**TASK DESCRIPTION:** Below are some entries. Copy each line in them that holds "博士毕业生".

**** GIVEN INFORMATION

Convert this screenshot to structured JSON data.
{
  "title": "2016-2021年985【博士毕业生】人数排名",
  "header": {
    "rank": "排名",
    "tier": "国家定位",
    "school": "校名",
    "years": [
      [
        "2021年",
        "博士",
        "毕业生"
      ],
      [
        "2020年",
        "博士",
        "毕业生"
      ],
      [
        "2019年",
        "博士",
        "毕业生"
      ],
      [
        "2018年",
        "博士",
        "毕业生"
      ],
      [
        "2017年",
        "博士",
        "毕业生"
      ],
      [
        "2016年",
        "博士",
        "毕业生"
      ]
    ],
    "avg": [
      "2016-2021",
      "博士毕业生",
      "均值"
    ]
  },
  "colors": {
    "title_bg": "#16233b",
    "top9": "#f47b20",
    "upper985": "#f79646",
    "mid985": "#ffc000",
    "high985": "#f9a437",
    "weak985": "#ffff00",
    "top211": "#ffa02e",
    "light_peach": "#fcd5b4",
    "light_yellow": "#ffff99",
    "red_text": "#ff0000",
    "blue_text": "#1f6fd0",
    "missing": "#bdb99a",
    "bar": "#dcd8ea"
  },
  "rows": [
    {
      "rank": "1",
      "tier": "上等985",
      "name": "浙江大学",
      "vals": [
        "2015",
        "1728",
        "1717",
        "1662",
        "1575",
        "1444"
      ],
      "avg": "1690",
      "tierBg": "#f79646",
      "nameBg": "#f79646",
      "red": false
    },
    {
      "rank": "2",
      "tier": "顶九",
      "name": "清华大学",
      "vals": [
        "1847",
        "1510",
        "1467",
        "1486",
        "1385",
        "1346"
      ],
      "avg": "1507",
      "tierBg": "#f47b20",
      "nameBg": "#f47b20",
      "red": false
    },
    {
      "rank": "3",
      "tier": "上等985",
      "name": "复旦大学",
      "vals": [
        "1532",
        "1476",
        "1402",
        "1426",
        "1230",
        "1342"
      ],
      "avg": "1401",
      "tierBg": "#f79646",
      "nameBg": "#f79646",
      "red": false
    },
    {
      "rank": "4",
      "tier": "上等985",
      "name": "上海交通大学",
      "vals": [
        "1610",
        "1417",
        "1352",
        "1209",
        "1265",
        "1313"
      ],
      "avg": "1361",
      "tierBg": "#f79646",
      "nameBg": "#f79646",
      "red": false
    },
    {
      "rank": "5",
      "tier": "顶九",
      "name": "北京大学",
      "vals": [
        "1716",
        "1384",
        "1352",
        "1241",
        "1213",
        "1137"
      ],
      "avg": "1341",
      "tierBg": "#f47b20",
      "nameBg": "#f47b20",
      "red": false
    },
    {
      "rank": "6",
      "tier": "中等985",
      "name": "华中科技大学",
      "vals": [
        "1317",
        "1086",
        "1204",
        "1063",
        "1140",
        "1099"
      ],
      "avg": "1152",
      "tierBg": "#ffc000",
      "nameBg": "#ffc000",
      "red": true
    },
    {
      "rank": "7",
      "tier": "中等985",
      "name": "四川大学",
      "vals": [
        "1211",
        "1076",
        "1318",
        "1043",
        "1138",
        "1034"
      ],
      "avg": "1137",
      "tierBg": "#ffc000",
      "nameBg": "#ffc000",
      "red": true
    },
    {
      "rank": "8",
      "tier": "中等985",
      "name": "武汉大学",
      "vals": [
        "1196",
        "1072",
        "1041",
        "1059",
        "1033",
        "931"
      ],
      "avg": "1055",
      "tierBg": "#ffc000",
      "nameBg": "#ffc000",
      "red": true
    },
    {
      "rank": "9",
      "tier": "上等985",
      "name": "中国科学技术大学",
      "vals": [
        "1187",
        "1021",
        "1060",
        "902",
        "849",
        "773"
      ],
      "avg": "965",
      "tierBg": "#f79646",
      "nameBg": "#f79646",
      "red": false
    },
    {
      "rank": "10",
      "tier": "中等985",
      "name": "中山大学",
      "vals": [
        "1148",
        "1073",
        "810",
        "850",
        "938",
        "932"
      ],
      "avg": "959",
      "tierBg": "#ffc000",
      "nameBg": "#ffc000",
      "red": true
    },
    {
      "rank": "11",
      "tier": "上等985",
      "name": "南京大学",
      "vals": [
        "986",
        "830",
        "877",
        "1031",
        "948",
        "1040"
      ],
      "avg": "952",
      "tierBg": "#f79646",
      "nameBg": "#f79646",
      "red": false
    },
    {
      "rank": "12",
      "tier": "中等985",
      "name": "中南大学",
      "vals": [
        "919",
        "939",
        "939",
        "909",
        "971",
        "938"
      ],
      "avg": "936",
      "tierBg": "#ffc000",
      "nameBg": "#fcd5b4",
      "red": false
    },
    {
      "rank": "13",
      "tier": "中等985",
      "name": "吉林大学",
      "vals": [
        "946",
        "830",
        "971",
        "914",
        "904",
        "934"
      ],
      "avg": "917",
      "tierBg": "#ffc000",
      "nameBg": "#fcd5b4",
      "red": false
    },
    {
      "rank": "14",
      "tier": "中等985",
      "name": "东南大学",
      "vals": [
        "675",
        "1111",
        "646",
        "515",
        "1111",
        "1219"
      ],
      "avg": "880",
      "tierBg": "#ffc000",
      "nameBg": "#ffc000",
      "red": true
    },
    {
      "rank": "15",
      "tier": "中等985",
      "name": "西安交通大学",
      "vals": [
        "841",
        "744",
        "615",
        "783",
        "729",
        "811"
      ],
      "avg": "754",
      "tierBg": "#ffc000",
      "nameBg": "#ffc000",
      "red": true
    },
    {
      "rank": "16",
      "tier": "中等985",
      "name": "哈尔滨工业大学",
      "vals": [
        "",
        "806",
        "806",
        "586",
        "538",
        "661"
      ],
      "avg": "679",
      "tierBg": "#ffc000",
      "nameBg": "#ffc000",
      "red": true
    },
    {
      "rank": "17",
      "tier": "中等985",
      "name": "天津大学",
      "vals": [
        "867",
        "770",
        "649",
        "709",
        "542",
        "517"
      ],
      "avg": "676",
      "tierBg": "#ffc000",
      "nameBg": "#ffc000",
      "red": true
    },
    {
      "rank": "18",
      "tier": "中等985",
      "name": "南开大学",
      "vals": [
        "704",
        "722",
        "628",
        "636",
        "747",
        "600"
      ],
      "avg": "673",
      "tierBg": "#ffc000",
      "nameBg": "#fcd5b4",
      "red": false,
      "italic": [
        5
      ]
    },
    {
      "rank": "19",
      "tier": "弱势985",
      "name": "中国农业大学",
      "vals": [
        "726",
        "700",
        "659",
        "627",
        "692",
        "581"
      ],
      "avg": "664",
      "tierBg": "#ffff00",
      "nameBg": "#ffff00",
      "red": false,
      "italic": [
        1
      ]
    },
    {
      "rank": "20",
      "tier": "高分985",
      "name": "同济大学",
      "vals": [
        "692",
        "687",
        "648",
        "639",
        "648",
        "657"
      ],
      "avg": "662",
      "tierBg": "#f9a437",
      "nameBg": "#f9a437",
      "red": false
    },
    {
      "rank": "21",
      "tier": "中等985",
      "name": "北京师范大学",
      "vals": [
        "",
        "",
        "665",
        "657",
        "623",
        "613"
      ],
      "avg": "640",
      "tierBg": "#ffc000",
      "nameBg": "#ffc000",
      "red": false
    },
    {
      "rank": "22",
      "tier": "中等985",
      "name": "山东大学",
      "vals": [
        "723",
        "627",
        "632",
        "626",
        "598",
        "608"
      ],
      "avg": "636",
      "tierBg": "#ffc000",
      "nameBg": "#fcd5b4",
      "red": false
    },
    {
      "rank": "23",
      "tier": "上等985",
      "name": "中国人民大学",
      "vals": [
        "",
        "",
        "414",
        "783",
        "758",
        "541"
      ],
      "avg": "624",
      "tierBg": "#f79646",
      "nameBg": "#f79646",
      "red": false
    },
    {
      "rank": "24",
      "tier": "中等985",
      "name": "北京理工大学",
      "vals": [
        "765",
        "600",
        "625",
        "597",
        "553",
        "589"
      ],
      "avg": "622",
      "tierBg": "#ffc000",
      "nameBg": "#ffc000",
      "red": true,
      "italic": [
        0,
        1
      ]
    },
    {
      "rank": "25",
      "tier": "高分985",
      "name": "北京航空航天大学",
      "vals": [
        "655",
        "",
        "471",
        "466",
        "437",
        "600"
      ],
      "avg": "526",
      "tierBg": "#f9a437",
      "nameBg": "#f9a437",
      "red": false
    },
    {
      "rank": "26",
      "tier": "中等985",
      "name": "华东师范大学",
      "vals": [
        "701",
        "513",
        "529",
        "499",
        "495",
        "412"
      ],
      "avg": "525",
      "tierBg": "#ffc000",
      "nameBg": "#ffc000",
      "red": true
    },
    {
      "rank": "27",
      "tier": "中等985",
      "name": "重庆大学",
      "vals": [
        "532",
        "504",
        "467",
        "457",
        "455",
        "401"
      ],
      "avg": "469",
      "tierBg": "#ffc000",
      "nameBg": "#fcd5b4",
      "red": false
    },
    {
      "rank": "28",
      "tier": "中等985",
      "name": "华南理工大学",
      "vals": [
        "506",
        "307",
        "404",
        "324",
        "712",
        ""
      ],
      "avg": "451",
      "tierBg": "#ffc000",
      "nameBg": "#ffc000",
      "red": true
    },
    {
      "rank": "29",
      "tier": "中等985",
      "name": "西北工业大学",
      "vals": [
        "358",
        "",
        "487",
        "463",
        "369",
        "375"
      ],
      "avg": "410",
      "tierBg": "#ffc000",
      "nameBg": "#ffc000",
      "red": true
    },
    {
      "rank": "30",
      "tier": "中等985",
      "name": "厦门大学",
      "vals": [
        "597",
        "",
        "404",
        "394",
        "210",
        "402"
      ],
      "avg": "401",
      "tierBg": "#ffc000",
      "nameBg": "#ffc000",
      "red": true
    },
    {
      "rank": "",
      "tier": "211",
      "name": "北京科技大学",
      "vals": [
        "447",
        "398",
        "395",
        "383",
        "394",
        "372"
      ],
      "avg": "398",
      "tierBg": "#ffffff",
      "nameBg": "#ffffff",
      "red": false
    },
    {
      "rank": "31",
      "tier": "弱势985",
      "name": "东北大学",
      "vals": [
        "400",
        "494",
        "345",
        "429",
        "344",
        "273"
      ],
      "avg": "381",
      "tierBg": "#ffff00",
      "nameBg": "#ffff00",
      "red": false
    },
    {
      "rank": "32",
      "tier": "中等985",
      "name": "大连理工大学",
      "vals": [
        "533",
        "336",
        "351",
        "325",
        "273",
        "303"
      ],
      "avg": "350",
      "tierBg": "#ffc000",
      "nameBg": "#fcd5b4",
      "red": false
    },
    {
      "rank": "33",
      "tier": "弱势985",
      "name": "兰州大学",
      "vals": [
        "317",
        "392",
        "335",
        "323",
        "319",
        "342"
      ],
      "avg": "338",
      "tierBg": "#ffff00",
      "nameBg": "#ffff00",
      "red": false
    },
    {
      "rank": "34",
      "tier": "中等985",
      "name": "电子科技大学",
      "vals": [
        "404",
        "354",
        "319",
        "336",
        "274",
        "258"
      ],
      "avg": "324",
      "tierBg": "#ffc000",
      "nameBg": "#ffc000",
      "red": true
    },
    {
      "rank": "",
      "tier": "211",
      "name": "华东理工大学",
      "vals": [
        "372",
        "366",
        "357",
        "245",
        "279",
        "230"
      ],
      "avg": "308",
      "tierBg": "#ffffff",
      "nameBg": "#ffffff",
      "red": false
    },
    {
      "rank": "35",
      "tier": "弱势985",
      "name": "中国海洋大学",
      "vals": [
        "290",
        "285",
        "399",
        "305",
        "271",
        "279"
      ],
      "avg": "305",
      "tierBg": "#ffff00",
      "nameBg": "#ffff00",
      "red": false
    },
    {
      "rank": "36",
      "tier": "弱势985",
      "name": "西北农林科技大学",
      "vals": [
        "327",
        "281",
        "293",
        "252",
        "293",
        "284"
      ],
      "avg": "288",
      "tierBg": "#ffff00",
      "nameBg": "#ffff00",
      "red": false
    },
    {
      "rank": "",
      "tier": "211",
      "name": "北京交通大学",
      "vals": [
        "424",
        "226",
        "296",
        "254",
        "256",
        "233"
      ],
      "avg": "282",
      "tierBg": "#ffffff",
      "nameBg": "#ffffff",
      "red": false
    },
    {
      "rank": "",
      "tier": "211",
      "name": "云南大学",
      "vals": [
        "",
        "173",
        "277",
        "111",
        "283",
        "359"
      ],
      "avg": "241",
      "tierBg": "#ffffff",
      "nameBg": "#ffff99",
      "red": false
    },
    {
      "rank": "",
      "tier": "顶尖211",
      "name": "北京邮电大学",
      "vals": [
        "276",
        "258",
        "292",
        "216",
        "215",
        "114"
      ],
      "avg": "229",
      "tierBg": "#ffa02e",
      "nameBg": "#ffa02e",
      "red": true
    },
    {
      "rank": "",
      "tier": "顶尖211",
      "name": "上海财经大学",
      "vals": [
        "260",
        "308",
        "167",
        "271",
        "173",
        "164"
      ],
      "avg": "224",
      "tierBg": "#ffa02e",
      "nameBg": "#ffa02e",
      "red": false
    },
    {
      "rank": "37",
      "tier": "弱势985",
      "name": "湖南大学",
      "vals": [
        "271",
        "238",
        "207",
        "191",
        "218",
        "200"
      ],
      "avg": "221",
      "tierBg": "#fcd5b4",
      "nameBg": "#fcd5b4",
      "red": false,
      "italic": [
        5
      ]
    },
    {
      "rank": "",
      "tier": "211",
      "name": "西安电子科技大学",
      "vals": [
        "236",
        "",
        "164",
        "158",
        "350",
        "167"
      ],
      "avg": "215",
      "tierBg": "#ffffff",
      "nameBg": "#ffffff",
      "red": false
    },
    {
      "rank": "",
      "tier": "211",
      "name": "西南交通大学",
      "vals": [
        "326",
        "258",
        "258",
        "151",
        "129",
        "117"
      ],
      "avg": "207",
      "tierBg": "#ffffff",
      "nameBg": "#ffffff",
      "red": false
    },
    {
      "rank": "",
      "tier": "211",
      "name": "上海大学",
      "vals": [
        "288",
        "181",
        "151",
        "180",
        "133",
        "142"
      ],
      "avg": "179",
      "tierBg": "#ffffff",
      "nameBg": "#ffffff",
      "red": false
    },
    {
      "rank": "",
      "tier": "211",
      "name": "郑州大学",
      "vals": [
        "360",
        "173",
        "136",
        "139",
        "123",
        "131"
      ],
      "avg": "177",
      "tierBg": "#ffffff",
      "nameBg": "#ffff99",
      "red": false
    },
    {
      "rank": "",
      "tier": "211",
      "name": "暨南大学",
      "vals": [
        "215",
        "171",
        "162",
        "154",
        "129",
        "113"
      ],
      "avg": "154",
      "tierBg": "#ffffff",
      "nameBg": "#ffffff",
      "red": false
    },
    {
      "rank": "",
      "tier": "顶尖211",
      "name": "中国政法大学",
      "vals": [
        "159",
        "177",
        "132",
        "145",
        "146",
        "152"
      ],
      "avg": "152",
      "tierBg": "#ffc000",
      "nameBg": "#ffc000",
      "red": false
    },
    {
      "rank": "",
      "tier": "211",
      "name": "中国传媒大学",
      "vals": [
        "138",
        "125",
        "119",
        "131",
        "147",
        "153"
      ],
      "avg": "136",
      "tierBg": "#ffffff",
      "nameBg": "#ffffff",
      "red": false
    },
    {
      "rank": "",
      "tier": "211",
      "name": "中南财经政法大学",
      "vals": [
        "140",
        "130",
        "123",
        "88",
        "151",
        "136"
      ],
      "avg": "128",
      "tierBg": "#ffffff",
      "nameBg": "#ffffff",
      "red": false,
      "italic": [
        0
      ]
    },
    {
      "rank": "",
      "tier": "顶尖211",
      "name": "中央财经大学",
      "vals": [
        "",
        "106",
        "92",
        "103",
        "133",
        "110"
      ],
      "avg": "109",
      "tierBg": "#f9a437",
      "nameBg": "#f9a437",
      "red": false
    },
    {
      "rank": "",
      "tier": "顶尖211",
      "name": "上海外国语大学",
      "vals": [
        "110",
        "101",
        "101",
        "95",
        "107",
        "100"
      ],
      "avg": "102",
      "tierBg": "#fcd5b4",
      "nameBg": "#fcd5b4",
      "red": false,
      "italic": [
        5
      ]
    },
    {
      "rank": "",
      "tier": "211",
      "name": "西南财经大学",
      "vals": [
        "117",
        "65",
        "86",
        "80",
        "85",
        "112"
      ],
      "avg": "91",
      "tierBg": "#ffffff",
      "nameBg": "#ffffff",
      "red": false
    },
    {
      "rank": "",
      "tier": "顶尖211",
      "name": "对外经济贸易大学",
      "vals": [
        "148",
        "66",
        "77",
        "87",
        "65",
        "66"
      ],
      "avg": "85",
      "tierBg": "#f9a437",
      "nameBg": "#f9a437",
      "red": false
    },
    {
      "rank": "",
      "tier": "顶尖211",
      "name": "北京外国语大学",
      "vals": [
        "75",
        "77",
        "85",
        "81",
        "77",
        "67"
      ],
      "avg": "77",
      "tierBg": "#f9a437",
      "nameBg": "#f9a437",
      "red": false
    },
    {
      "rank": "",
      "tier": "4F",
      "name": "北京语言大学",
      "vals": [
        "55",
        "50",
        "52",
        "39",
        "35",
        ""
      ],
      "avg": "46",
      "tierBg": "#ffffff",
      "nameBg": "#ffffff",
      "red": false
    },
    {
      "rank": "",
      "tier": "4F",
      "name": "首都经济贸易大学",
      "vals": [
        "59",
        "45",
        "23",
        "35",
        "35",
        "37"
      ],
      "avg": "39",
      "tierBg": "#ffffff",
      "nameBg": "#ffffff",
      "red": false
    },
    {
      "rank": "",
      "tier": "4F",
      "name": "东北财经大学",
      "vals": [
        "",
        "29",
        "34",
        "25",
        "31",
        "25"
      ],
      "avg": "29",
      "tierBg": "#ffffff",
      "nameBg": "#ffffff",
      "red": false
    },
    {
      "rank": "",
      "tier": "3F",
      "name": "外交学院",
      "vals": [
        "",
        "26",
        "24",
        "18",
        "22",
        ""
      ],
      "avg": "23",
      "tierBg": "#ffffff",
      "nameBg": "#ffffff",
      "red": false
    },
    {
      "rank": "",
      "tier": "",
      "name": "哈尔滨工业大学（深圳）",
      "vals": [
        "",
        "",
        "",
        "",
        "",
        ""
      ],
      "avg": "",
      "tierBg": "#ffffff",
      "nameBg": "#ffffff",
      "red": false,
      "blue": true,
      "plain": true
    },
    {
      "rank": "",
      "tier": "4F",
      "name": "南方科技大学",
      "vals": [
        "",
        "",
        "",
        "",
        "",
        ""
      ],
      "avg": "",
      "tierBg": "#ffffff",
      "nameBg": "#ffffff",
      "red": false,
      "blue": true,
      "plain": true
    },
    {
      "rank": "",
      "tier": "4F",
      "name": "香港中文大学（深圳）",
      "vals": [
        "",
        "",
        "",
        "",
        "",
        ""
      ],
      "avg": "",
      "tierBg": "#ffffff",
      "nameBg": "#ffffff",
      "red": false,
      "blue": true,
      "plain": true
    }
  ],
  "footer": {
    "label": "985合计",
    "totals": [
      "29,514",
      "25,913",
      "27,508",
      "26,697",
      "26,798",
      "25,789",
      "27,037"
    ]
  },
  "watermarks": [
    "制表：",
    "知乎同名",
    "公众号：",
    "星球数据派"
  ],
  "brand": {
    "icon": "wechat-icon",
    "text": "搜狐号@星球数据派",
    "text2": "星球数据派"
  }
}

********

**SOLVED PROBLEM:**
  "title": "2016-2021年985【博士毕业生】人数排名",
      "博士毕业生",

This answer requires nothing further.